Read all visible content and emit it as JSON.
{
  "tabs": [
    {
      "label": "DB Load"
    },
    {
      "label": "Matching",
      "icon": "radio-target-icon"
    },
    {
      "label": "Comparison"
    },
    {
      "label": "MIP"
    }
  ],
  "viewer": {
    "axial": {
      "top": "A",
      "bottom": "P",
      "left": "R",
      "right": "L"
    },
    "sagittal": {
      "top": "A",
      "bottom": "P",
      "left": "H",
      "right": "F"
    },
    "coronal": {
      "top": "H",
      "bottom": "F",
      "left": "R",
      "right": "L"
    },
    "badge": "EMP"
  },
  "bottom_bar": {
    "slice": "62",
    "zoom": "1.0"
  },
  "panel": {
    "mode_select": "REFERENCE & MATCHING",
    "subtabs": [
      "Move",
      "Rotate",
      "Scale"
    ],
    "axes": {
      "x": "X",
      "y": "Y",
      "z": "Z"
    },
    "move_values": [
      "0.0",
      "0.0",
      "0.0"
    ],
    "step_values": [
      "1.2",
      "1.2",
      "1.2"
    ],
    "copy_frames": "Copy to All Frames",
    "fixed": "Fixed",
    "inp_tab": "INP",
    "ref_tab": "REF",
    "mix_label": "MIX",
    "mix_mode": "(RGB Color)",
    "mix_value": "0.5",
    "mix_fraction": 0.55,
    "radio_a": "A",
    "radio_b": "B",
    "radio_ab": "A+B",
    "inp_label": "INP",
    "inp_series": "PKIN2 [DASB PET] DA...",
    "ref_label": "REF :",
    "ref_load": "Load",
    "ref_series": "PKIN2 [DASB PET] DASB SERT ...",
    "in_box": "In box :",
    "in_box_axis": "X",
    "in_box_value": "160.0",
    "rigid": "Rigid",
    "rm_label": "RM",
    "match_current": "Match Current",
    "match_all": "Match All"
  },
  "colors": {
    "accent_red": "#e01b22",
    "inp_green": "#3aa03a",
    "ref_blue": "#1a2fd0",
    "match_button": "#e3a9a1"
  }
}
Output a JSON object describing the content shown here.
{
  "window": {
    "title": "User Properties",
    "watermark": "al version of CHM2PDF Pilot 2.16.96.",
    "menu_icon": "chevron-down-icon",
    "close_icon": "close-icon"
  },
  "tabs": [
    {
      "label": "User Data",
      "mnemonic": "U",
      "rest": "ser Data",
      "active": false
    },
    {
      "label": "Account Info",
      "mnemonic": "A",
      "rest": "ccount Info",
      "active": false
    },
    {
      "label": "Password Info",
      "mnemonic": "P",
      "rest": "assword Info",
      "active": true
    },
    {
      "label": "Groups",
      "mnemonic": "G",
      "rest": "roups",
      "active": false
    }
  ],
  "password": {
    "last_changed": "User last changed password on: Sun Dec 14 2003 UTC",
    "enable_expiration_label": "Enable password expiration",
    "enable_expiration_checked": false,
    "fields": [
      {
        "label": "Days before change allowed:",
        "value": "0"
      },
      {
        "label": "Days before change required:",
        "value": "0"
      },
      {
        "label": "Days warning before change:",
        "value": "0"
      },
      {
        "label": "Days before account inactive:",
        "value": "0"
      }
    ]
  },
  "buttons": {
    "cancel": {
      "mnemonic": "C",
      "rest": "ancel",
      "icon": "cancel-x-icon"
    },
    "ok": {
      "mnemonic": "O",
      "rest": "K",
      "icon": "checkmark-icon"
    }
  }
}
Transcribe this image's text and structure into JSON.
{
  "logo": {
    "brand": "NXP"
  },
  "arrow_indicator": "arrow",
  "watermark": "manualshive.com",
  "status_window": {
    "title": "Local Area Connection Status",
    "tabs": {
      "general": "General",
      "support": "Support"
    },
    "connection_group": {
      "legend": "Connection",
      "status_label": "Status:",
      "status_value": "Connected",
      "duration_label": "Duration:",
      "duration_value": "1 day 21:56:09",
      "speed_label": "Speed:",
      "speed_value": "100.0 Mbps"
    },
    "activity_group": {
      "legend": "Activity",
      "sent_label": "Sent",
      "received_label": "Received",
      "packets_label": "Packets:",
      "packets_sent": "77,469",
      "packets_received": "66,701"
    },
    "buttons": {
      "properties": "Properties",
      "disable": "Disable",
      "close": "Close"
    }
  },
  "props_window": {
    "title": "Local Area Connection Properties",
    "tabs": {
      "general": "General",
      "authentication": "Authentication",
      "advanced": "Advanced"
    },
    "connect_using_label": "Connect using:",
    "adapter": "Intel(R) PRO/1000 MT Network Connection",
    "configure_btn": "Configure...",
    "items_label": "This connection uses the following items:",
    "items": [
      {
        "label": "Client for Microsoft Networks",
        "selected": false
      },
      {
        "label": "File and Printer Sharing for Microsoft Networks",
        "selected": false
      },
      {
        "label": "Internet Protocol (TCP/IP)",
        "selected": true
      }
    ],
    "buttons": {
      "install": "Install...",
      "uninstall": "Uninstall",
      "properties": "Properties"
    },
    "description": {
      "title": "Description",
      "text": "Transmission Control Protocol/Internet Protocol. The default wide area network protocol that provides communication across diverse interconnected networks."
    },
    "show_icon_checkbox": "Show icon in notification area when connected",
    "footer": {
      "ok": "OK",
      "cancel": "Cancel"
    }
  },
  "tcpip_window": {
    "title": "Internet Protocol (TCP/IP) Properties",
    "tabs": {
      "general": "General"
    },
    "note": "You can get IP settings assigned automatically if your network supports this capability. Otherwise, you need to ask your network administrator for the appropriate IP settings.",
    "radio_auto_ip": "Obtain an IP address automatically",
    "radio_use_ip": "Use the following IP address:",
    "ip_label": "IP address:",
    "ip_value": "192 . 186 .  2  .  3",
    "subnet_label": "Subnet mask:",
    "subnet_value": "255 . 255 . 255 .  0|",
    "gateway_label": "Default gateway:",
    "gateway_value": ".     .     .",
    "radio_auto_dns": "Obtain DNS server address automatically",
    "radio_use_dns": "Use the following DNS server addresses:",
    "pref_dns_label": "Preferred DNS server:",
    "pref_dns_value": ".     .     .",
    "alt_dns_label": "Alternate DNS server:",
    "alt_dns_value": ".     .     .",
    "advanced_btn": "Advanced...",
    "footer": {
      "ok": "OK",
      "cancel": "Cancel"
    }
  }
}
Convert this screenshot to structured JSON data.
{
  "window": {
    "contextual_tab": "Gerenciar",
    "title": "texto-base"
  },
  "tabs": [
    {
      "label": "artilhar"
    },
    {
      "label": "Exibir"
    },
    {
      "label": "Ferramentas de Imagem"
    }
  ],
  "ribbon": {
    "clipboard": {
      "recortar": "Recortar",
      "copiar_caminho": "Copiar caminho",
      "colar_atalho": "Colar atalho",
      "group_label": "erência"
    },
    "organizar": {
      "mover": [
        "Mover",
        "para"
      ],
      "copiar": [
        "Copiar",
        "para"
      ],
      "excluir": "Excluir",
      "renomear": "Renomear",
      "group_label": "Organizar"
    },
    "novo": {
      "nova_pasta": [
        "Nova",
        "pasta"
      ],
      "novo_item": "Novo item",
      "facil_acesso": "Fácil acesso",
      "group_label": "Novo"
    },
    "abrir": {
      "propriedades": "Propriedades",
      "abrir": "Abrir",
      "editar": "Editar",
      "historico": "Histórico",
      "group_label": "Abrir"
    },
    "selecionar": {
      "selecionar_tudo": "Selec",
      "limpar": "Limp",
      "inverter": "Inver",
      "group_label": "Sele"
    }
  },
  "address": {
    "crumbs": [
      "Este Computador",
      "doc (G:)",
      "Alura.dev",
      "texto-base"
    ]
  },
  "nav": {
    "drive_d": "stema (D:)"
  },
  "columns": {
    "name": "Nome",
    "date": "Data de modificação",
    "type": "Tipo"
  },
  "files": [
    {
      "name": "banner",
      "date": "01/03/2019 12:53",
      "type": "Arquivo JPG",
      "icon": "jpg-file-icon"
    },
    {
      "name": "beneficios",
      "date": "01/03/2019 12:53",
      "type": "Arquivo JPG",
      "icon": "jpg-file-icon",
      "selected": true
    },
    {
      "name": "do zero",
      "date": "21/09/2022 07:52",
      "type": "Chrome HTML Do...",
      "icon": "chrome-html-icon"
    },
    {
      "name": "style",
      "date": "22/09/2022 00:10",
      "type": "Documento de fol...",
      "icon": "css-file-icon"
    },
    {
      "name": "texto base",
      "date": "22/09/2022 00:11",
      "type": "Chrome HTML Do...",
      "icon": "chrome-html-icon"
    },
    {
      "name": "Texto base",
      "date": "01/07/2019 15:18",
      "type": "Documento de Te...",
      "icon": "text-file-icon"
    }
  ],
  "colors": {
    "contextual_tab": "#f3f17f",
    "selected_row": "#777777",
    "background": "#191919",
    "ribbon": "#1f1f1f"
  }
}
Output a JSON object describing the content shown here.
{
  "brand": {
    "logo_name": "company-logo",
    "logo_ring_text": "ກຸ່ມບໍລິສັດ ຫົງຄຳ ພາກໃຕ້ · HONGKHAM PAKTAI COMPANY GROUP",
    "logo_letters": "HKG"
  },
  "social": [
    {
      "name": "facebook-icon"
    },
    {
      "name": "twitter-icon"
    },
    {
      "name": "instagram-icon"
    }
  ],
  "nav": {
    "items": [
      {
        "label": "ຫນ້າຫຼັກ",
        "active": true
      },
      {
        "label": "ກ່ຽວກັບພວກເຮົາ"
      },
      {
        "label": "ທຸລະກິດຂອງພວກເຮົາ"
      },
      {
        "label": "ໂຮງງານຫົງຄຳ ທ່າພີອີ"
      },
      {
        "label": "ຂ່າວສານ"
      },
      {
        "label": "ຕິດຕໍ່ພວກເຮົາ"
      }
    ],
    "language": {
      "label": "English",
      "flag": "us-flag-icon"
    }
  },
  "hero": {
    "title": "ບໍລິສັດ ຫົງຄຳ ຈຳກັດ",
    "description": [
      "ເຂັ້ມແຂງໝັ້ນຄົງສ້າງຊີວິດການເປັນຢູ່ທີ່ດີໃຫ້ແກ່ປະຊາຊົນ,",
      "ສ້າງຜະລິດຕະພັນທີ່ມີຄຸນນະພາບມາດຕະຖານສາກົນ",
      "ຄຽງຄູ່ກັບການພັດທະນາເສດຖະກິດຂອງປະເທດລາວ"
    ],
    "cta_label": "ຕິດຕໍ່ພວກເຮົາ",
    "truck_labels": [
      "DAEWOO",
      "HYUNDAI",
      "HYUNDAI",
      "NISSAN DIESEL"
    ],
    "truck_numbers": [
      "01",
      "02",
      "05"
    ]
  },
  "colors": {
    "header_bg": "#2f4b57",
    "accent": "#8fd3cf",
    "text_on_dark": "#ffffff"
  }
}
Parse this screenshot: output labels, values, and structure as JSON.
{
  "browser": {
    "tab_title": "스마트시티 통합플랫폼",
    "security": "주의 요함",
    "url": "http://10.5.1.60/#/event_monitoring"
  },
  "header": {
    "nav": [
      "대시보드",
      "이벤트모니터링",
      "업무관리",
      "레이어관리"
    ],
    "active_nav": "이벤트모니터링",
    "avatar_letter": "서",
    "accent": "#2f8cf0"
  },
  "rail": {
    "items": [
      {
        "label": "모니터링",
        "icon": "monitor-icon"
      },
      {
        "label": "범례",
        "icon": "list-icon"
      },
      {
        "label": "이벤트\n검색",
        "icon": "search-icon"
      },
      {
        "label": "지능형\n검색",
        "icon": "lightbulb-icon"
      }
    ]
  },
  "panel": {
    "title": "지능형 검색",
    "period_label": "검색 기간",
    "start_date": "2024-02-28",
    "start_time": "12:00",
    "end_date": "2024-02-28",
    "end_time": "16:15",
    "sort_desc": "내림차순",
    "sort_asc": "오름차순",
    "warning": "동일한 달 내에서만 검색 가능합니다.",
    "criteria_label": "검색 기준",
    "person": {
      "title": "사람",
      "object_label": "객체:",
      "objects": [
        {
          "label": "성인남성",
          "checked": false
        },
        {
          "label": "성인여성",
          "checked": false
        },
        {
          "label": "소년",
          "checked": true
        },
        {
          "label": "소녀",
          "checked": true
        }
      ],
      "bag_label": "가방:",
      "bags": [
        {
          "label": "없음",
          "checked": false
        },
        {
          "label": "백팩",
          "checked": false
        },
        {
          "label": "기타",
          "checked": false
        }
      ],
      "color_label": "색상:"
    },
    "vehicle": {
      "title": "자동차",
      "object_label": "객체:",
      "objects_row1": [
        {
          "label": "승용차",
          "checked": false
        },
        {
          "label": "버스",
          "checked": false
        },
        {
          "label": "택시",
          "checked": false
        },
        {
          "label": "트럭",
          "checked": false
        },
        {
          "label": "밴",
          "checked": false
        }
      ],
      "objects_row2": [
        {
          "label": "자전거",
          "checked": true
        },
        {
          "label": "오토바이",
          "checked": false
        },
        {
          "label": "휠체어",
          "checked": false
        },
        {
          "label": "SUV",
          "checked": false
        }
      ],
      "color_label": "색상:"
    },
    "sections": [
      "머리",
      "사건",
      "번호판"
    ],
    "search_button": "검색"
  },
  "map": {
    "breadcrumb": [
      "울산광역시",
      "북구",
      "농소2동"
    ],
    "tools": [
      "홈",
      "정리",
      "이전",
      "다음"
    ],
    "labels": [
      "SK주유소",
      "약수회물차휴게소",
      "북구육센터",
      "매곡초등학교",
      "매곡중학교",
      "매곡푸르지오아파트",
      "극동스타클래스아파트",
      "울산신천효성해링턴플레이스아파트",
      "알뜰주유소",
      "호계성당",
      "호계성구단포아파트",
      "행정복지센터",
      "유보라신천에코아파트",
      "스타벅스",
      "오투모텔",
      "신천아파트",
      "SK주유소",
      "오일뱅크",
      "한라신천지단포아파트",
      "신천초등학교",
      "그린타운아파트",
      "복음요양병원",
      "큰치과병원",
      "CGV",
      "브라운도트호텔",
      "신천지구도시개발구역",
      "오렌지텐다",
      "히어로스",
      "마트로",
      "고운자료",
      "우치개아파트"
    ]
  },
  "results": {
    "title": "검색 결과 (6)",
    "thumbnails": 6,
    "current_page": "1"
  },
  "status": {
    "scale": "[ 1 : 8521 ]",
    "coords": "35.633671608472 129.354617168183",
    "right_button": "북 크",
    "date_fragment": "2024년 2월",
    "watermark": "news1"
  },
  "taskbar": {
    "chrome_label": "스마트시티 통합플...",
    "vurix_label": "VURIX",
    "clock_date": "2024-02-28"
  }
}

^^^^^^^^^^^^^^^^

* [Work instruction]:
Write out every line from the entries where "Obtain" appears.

* [Exercise result]:
    "radio_auto_ip": "Obtain an IP address automatically",
    "radio_auto_dns": "Obtain DNS server address automatically",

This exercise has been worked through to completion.